18
May
2011

Leila J. Noël, Partner With Santa Barbara’s Cappello & Noël, Named One of Top 75 Women Lawyers in California

Leila J. Noël, partner with the Santa Barbara law firm of Cappello & Noël LLP, was named one of the “Top 75 Women Lawyers” in California by the Los Angeles and San Francisco Daily Journals. Noël was the only attorney selected from Santa Barbara County or surrounding counties (Ventura and San Luis Obispo). The list of top attorneys was released this week.

“There are over 75,000 women members of the California Bar,” says A. Barry Cappello, Noël’s legal partner. “It’s a tremendous achievement to be named one of the top 75 women lawyers in the state. When only a very few women lawyers were chosen from firms outside of Los Angeles and San Francisco, it takes an exceptional lawyer to stand out. We are proud that Leila’s efforts on behalf of our clients have been recognized.”

Noël has tried many high-profile cases. In a 2008 child wrongful death case, she represented the parents of a 4 ½ year old boy who drowned in an exclusive athletic club in Goleta. The jury returned a verdict of $16.2 million, the largest child drowning wrongful death verdict in California history.

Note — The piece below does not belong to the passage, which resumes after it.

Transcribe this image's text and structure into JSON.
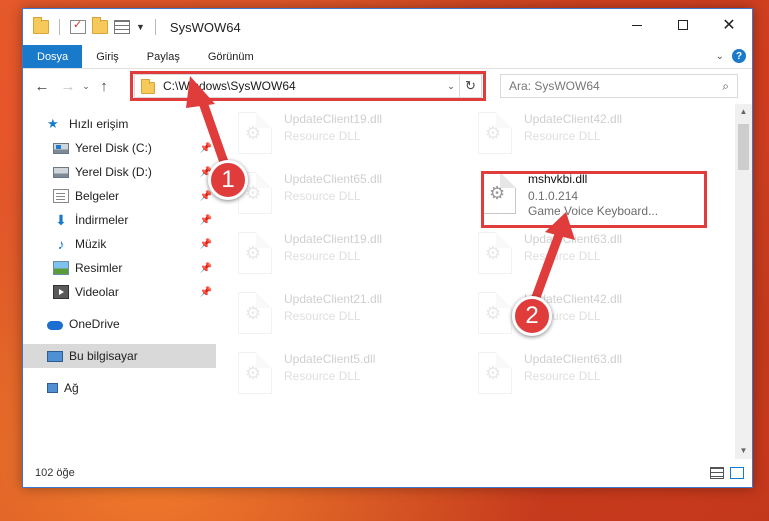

This year, Noël represented the plaintiffs in a lending discrimination class action against Wells Fargo Bank under the Unruh Civil Rights Act. The suit brought to light the bank’s discriminatory lending practices against borrowers in minority neighborhoods in Los Angeles, resulting in higher loan costs for those borrowers. In March 2011, the jury found that the bank violated the Act, and returned a multi-million dollar verdict penalizing Wells Fargo for its violation of its customer’s civil rights.
Noël represents plaintiffs in lender liability matters, complex business litigation, and catastrophic personal injury cases.
“Individuals and businesses are fortunate to have an attorney of Leila’s caliber here in Santa Barbara,” says Cappello. “They do not have to travel to Los Angeles or San Francisco in order to receive outstanding legal representation.”